US9383341Oct 29, 2013Jul 5, 2016Metriguard Inc.Sonic lumber tester
US20060185439 *Feb 10, 2006Aug 24, 2006Waratah Nz LimitedMethod and apparatus for assessing or predicting the characteristics of wood
US20080295602 *May 29, 2008Dec 4, 2008Gavin WallaceMethod and System for Sorting Green Lumber
Classifications
U.S. Classification73/597, 73/644
International ClassificationG01N29/04

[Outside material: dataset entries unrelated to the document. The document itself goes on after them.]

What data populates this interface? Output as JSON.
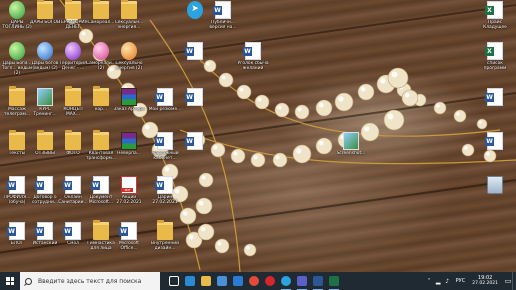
{
  "desktop": {
    "icons": [
      {
        "label": "ДАРЫ ТОГЛИНЬ (2)",
        "kind": "orb-green"
      },
      {
        "label": "ДАРЫ БОГОВ",
        "kind": "folder"
      },
      {
        "label": "ТЕРРИТОРИЯ ДЕНЕГ",
        "kind": "folder"
      },
      {
        "label": "Самореал...",
        "kind": "folder"
      },
      {
        "label": "Сексуальн... энергия...",
        "kind": "folder"
      },
      {
        "label": "",
        "kind": "telegram"
      },
      {
        "label": "Публичн... версия на...",
        "kind": "doc"
      },
      {
        "label": "Прайс Кладущее",
        "kind": "xls"
      },
      {
        "label": "Дары Боги... Тогл... ведьм (2)",
        "kind": "orb-green"
      },
      {
        "label": "Дары богов (ведьм) (2)",
        "kind": "orb-blue"
      },
      {
        "label": "Территория Денег - ...",
        "kind": "orb-purple"
      },
      {
        "label": "Самореали... (2)",
        "kind": "orb-pink"
      },
      {
        "label": "Сексуально энергия (2)",
        "kind": "orb-orange"
      },
      {
        "label": "",
        "kind": "doc"
      },
      {
        "label": "Уголок сбыча желаний",
        "kind": "doc"
      },
      {
        "label": "список программ",
        "kind": "xls"
      },
      {
        "label": "Массаж телеграм...",
        "kind": "folder"
      },
      {
        "label": "КУРС Тренинг...",
        "kind": "pic"
      },
      {
        "label": "КОНЦЕП МАХ...",
        "kind": "folder"
      },
      {
        "label": "кор...",
        "kind": "folder"
      },
      {
        "label": "Заказ Артера",
        "kind": "rar"
      },
      {
        "label": "Мои резюме...",
        "kind": "doc"
      },
      {
        "label": "",
        "kind": "doc"
      },
      {
        "label": "",
        "kind": "doc"
      },
      {
        "label": "Тексты",
        "kind": "folder"
      },
      {
        "label": "ОТЗЫВЫ",
        "kind": "folder"
      },
      {
        "label": "ФОТО",
        "kind": "folder"
      },
      {
        "label": "Квантовая трансформ...",
        "kind": "folder"
      },
      {
        "label": "Неверпа...",
        "kind": "rar"
      },
      {
        "label": "Массажный кабинет...",
        "kind": "doc"
      },
      {
        "label": "",
        "kind": "doc"
      },
      {
        "label": "Screenshot...",
        "kind": "pic"
      },
      {
        "label": "",
        "kind": "doc"
      },
      {
        "label": "ПРОФИЛЯ...(обуча)",
        "kind": "doc"
      },
      {
        "label": "Договор о сотрудни...",
        "kind": "doc"
      },
      {
        "label": "Онлайн Санитарии...",
        "kind": "doc"
      },
      {
        "label": "Документ Microsoft...",
        "kind": "doc"
      },
      {
        "label": "Акции 27.02.2021",
        "kind": "pdf"
      },
      {
        "label": "Дарин 27.02.2021",
        "kind": "doc"
      },
      {
        "label": "",
        "kind": "bin"
      },
      {
        "label": "БЛОГ",
        "kind": "doc"
      },
      {
        "label": "Истанский",
        "kind": "doc"
      },
      {
        "label": "Смол",
        "kind": "doc"
      },
      {
        "label": "Гимнастика для лица",
        "kind": "folder"
      },
      {
        "label": "Microsoft Office...",
        "kind": "doc"
      },
      {
        "label": "Внутренний дизайн...",
        "kind": "folder"
      }
    ]
  },
  "taskbar": {
    "search_placeholder": "Введите здесь текст для поиска",
    "pinned": [
      {
        "name": "task-view",
        "color": "#ffffff"
      },
      {
        "name": "edge",
        "color": "#2a8ad4"
      },
      {
        "name": "explorer",
        "color": "#e9b949"
      },
      {
        "name": "store",
        "color": "#4a90d9"
      },
      {
        "name": "mail",
        "color": "#2b7bd6"
      },
      {
        "name": "chrome",
        "color": "#e24b3a"
      },
      {
        "name": "opera",
        "color": "#d8252b"
      },
      {
        "name": "telegram",
        "color": "#2aa3df"
      },
      {
        "name": "teams",
        "color": "#5b5fc7"
      },
      {
        "name": "word",
        "color": "#2b5797"
      },
      {
        "name": "excel",
        "color": "#1e7145"
      }
    ],
    "tray": {
      "lang": "РУС",
      "time": "19:02",
      "date": "27.02.2021"
    }
  }
}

Cooperative ClassificationG01N29/07, G01N2291/02466
European ClassificationG01N29/07
Legal Events
DateCodeEventDescription
Aug 26, 2005ASAssignment
Owner name: WEYERHAEUSER COMPANY, WASHINGTON
Free format text: ASSIGNMENT OF ASSIGNORS INTEREST;ASSIGNORS:HUANG, CHIH-LIN;LAMBETH, CLEMENTS C.;REEL/FRAME:016672/0422;SIGNING DATES FROM 20050627 TO 20050628
Apr 21, 2009ASAssignment
Owner name: WEYERHAEUSER NR COMPANY, WASHINGTON
Free format text: ASSIGNMENT OF ASSIGNORS INTEREST;ASSIGNOR:WEYERHAEUSER COMPANY;REEL/FRAME:022835/0233
Effective date: 20090421
Owner name: WEYERHAEUSER NR COMPANY,WASHINGTON
Free format text: ASSIGNMENT OF ASSIGNORS INTEREST;ASSIGNOR:WEYERHAEUSER COMPANY;REEL/FRAME:022835/0233
Effective date: 20090421
Aug 24, 2011FPAYFee payment
Year of fee payment: 4
Aug 26, 2015FPAYFee payment
Year of fee payment: 8